From worst to best of what I bought, which wasn’t much this week.
All-New X-Men #39 and Guardians Team-Up #3
Two parts of the largely unwanted Black Vortex crossover this week, and it plods along with the relentless lack of speed that characterizes multi-title crossovers. We’ve at least made it to the point where different books follow different characters, which is something. Curious to see how this works when it buggers off to some distinctly more minor titles come April, losing its anchoring in Guardians of the Galaxy and All-New X-Men. But it’s a fairly intellectual curiosity – this is not particularly interesting, and I’m glad the X-books are now freed up to go work towards the end of Bendis’s run.
A wordless one-shot that ties Batgirl into some Batman event I don’t entirely understand, but that appears to involve some sort of Joker toxin virus. It’s a slender thing, but worth highlighting this week in particular for an illustration of why spiking that Joker variant cover for Batgirl #41 mattered by demonstrating the virtues of letting Barbara Gordon be resolutely undefined by The Killing Joke, which remains the worst thing Alan Moore has ever written.

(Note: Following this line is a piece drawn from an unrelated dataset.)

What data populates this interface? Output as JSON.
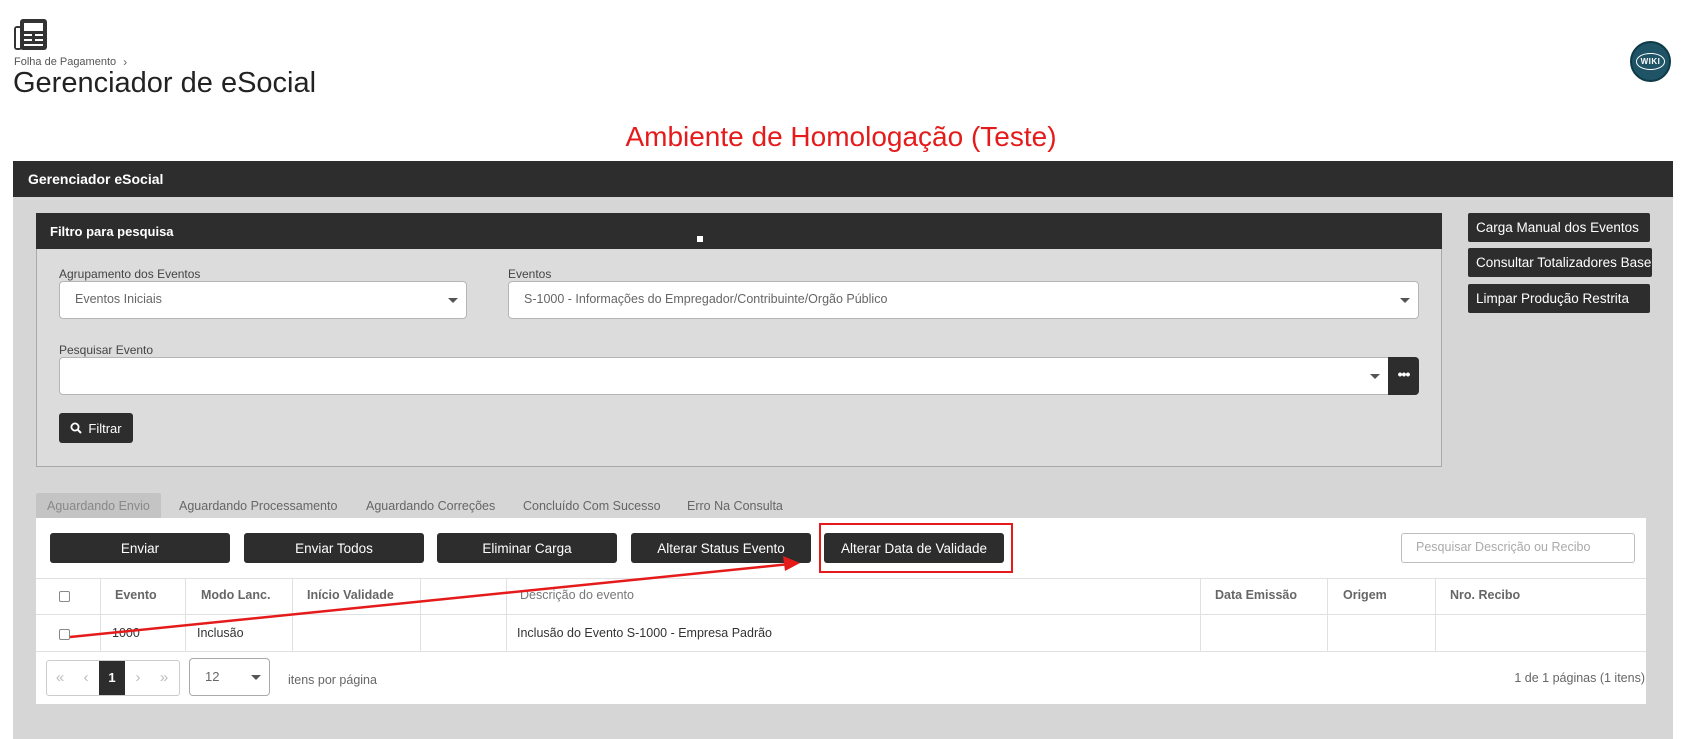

Loki: Agent of Asgard #12
One of those issues that sets up interesting things more than it does them – for someone with a better knack for remembering plot lines from recent comics, I suspect the rush of references here is very satisfying and fits together brilliantly. For me, who can’t handle a comic without a recap page, it’s less engaging, although I’m still really interested in where Ewing is going with Loki in the general case.
Captain America and the Mighty Avengers #6
Ultimately, this just repeats the revelation from last month, although now with new details of exactly how it is that Nextwave is being considered in-continuity, where it had previously apparently not been. (That’s news to me, but.) Although the best line is clearly “The Beyonder? Oh god, I should have never taught that guy to poop.” Because remember, kids, while there’s apparently doubt that Nextwave: Agents of HATE, one of the greatest superhero series of the past decade, is in continuity, there’s no doubt at all that Secret Wars II is. Ah, Marvel. I bet next issue will have LOTS MORE PUNCHING.
Batgirl defeats the angst-ridden version of herself defined by her disability and victimization so that Gotham City can rock the fuck out. God, I love this New Pop aesthetic of comics.
The Unbeatable Squirrel-Girl #3
I laughed multiple times over the course of this issue, which is really all you can ask for from a comic called The Unbeatable Squirrel-Girl. Much like Batgirl, this is firmly in the New Pop style (see also Spider-Gwen, The Wicked and the Divine, and Sex Criminals), which is worth defining more rigorously, as it’s by miles the most exciting thing going on in comics right now. (Closely related to what Bleeding Cool slyly calls the “light and brighty” aesthetic.) Emphatic demonstrations that intelligent, carefully constructed comics do not have to be dark and brooding masterpieces. And next month, punching Galactus. Punching is important to comics.